To get to Uyuni from LaPaz there are basically two options:
1. direct road from Challapata to Uyuni
2. continue in Challapata on the Ruta 1 to Potosi and then go west to Uyuni.
The first option is a really bad road. Lots of cur rogations, sandy parts, lots of construction. They are building a new road, so in a few months this might be a good option. But certainly till middle of 2015 this is a very bad road for 160km. But it is very beautiful and there a nice spots to pitch your tent on the way (eg. rock formations few km before Rio Mulatos).
The second option is all paved and in good conditions. Potosi seems to be a nice city with a silver mine. So this is by far the easier route.
It case in rains:
In case it had rained, it is strongly recommended (by a lot of people, including local guides and international motorbike guides) to not enter on your own motorbike. That is especially the case for modern motorbikes with a lot of electronic equipment. The water splashes everywhere and may cause serious problems. After a day, or a week or a month…
Some people had to leave their motorbike there as the electrics got so badly torn up, that it was not repairable. Of course you can also go with your own bike if it is wet, if you are lucky you won’t have any problems.
You can rent motorbikes though (small Honda 400ccm which are big fun or more powerful DR650).
You can rent them at MTB: http://www.motorcycletoursuyuni.com
They only rent including guide at 200$ per day. Thats quite pricy, but totally worth it. The alternative would be to take one of the many 4×4 organised tours. That is a lot cheaper, but you miss the feeling of riding a motorbike on the salar, which is fantastic.
If the Salar is dry it is safe to go on your own bike
Ride into the void:
There are only few places where you can enter the Salar.
Don’t enter anywhere else and only use the tracks from the 4×4. Off the tracks the surface can be very soft so that you may sink your bike and need a 4×4 to pull it out.
The eastern entrance is in Colchani at the road from Chalapata to Uyuni at approx. 20km north of Uyuni (S20° 17.876′ W66° 56.130′). You can’t miss it. There are 2 salt hotels at the entrance.
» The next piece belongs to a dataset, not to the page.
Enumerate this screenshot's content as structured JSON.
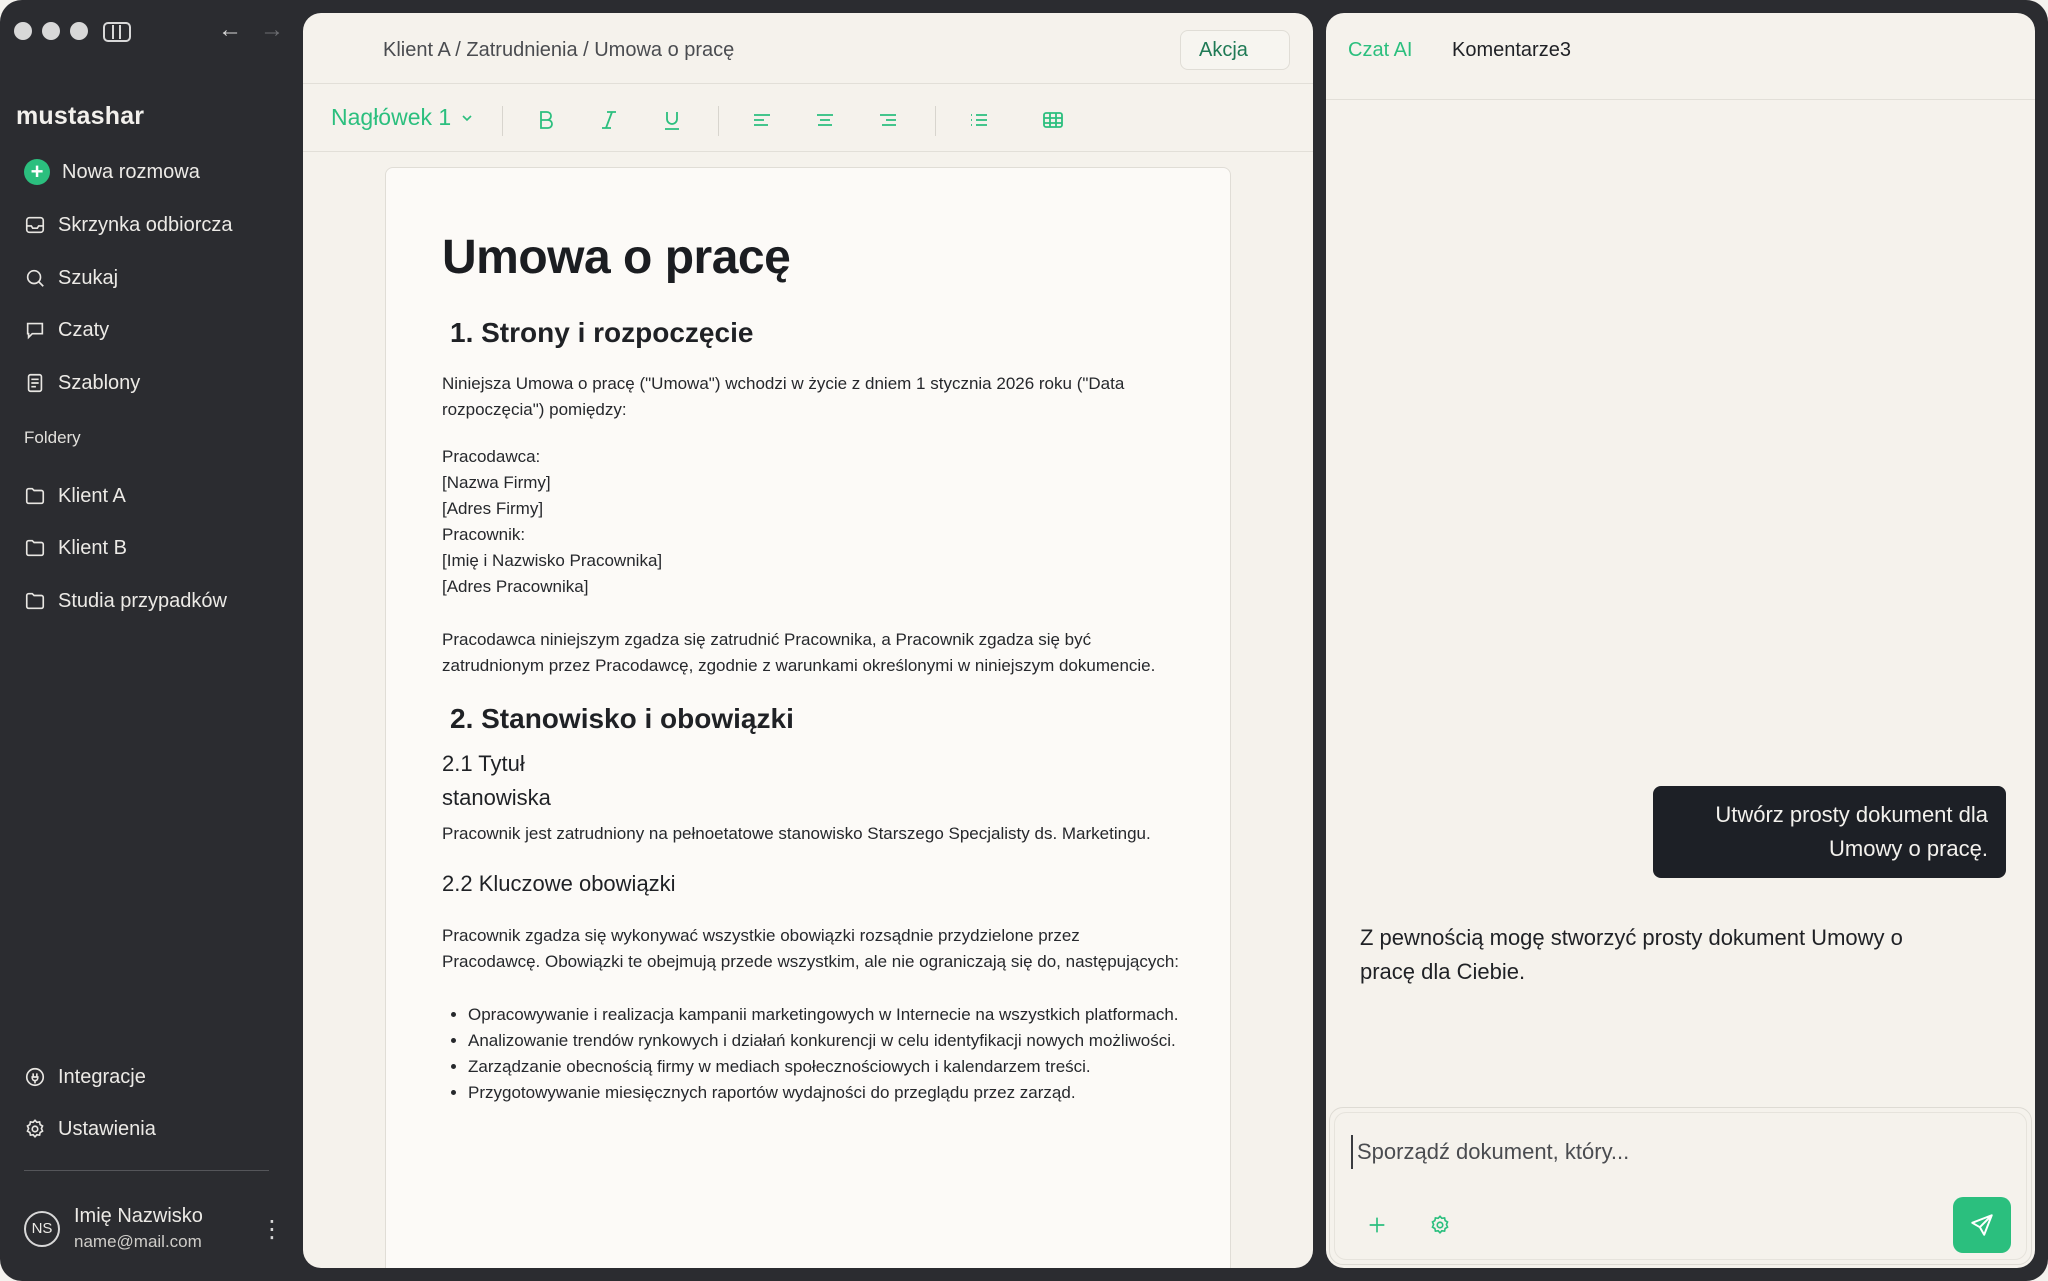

We haven’t stayed there, but people we met said it was interesting (plus you can see the sunset over the salar there).
Once you are on the Salar you can go wherever you want.
Once in the while little holes (up to 50cm diameter) offer a view into the world of salt crystals underneath (the locals call them “Ojos”). They are no danger and you can go and have a look.
There is an island where all the 4×4 organized tours go to (S20° 14.498′ W67° 37.671′): Isla Incahuasi (formerly Isla Pescado). It has a little hill and offers a fantastic view. Only enter the island from the northeastern end (where you will see some huts and during the day dozens of 4×4, as the rest of the surroundings of the islands may have a thin salt crust).
It is great fun to ride the bike on the Salar. It is not slippery at all.
After the visit make sure to clean your bike at one of the many washing places in town.